Activity | Pick out the lines below with "date" and list them.
__________________________________________________
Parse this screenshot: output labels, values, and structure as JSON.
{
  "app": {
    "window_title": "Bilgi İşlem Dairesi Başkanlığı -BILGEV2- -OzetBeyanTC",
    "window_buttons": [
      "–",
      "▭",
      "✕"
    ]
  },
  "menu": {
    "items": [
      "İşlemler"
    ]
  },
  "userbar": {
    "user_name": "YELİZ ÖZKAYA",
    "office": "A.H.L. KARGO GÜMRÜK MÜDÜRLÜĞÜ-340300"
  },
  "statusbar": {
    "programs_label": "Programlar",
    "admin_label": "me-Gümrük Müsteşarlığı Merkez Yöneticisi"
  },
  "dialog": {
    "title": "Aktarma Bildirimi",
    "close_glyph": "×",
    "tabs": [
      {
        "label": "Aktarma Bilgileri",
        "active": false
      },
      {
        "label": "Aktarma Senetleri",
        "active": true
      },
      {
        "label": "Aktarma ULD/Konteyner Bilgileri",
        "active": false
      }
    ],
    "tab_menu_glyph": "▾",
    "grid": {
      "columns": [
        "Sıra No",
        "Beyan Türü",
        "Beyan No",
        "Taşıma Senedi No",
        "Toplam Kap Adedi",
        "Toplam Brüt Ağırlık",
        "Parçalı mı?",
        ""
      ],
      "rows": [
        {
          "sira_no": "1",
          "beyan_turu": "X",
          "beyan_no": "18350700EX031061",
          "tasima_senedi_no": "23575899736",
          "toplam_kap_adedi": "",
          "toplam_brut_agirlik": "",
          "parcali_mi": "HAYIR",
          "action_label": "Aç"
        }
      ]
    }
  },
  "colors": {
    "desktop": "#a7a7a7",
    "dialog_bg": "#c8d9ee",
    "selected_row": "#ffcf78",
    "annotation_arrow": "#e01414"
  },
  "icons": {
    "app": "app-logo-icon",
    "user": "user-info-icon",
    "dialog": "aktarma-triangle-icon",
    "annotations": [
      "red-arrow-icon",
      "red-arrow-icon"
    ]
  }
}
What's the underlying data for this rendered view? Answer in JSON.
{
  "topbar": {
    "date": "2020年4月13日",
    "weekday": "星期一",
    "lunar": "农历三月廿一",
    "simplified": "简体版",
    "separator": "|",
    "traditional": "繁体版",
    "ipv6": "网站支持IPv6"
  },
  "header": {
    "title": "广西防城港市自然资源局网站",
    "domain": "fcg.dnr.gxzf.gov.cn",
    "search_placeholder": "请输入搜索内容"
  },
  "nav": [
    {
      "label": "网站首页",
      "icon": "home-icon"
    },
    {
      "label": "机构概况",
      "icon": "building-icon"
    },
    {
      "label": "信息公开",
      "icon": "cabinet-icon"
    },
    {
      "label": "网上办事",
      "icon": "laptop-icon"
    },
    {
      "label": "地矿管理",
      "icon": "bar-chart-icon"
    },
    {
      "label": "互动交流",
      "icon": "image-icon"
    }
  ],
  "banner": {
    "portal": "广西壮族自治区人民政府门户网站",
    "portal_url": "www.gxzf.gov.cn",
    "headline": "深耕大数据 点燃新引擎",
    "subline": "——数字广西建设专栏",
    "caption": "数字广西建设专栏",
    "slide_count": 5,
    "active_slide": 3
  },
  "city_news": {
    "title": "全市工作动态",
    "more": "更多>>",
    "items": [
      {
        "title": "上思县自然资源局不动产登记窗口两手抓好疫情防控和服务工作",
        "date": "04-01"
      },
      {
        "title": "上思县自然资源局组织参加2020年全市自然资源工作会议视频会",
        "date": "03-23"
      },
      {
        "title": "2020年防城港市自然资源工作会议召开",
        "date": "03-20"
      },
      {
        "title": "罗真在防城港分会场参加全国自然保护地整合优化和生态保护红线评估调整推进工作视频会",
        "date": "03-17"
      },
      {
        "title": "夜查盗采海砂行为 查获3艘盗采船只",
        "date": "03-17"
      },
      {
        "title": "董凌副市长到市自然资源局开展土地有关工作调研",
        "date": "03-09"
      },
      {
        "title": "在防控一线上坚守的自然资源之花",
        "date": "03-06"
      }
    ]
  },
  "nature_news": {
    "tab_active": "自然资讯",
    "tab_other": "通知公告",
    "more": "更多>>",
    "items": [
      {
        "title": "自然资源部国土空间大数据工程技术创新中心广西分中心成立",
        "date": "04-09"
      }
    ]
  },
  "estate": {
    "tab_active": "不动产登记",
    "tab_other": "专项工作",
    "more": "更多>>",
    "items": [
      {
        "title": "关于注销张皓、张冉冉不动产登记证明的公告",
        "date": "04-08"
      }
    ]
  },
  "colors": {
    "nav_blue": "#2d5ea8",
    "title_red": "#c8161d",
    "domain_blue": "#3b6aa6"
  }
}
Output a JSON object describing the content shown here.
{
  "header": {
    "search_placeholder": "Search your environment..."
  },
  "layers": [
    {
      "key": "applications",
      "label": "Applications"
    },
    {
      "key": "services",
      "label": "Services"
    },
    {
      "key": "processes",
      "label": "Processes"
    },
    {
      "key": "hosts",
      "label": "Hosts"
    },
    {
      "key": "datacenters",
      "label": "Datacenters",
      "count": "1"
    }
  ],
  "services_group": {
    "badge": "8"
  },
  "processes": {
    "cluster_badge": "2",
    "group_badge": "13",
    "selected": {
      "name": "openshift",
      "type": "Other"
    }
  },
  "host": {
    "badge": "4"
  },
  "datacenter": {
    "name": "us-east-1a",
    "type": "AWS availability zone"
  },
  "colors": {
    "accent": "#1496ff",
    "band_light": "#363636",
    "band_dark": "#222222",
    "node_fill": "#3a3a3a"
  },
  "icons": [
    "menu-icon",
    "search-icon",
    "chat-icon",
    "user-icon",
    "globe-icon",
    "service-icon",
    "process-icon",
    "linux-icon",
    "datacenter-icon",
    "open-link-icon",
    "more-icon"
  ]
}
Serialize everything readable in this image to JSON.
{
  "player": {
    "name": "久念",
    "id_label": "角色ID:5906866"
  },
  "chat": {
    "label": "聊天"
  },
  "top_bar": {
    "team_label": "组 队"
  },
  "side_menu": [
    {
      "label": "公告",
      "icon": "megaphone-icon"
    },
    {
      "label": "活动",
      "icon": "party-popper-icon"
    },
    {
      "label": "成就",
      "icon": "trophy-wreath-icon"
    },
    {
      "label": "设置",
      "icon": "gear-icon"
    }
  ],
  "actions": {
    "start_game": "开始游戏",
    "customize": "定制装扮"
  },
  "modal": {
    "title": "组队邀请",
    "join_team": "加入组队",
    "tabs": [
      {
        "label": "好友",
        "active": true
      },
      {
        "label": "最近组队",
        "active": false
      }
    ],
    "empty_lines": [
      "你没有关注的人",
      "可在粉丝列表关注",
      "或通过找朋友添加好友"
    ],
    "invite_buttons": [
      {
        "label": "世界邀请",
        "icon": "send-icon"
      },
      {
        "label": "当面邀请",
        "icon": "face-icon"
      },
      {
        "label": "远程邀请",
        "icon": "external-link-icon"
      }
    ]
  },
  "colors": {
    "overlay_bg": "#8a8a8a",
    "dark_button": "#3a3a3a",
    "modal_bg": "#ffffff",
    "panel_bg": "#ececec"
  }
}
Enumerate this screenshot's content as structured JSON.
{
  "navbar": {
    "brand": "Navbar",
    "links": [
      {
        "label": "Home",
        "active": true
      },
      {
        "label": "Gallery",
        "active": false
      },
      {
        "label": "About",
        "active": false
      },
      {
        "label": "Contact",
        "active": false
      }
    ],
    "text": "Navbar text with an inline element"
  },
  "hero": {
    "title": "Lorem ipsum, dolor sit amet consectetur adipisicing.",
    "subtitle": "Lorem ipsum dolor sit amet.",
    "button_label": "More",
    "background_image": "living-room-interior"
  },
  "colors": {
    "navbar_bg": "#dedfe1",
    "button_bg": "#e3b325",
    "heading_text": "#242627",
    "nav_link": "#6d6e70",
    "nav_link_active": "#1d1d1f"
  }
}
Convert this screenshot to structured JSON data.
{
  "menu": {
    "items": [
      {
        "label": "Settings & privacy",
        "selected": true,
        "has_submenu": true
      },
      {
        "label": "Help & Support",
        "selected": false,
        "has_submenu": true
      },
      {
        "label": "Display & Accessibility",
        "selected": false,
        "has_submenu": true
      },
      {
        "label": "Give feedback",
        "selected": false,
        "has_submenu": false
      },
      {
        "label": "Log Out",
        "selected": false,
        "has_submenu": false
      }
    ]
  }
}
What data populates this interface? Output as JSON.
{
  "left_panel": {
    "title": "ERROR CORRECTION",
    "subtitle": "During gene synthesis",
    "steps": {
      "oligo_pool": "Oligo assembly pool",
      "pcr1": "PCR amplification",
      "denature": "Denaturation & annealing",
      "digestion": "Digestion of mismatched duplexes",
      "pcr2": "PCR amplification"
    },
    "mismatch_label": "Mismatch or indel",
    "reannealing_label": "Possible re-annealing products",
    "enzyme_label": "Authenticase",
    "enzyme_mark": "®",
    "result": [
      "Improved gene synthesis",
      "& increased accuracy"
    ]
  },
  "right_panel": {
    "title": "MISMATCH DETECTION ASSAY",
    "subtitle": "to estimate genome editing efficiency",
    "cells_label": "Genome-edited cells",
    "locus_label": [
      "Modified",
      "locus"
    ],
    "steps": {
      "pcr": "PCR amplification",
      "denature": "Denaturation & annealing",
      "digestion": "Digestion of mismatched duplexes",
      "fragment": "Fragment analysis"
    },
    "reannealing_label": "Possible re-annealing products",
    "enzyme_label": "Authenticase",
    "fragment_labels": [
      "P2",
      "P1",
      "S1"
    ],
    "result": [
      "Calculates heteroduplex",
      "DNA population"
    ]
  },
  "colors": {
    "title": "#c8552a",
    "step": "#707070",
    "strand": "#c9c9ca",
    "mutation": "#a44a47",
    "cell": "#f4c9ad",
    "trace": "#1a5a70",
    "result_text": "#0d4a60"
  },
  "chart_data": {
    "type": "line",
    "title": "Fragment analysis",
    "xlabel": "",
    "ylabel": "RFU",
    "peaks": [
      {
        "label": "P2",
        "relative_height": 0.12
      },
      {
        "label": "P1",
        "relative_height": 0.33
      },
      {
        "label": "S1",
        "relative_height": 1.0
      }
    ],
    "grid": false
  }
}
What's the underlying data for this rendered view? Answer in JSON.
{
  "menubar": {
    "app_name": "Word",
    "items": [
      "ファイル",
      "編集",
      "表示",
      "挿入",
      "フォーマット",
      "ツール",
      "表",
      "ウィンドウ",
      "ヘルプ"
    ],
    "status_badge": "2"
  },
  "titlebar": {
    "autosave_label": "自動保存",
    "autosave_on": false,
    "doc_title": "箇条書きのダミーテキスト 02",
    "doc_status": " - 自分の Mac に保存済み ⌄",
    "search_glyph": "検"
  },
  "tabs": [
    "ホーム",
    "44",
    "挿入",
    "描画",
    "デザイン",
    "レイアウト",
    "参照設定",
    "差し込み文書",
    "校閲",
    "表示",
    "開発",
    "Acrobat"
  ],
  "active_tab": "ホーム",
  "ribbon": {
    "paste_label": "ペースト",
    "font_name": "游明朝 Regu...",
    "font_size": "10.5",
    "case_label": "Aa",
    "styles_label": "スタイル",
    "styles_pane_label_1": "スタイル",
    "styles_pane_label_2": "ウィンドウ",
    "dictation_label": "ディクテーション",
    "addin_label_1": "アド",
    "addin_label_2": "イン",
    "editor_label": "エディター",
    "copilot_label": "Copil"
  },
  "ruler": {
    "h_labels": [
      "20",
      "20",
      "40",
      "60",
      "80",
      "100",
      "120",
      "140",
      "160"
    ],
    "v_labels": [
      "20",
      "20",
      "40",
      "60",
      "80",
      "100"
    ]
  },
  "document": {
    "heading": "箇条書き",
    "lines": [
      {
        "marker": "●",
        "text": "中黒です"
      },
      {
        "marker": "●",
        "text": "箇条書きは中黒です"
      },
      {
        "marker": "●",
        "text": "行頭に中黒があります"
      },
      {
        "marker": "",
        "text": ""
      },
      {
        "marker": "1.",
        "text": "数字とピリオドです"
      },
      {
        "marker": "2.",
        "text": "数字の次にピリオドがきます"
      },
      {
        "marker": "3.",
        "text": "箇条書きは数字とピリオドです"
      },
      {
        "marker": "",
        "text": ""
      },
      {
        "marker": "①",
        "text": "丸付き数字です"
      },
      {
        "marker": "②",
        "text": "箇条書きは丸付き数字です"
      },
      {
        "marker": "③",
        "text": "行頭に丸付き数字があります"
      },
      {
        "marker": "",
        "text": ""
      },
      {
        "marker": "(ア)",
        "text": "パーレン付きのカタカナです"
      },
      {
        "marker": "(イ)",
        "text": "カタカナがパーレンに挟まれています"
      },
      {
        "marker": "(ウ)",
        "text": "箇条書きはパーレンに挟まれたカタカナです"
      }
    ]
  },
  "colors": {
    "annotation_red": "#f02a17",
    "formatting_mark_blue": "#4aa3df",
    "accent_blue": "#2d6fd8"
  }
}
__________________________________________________
Written answer |
    "date": "2020年4月13日",
        "date": "04-01"
        "date": "03-23"
        "date": "03-20"
        "date": "03-17"
        "date": "03-17"
        "date": "03-09"
        "date": "03-06"
        "date": "04-09"
        "date": "04-08"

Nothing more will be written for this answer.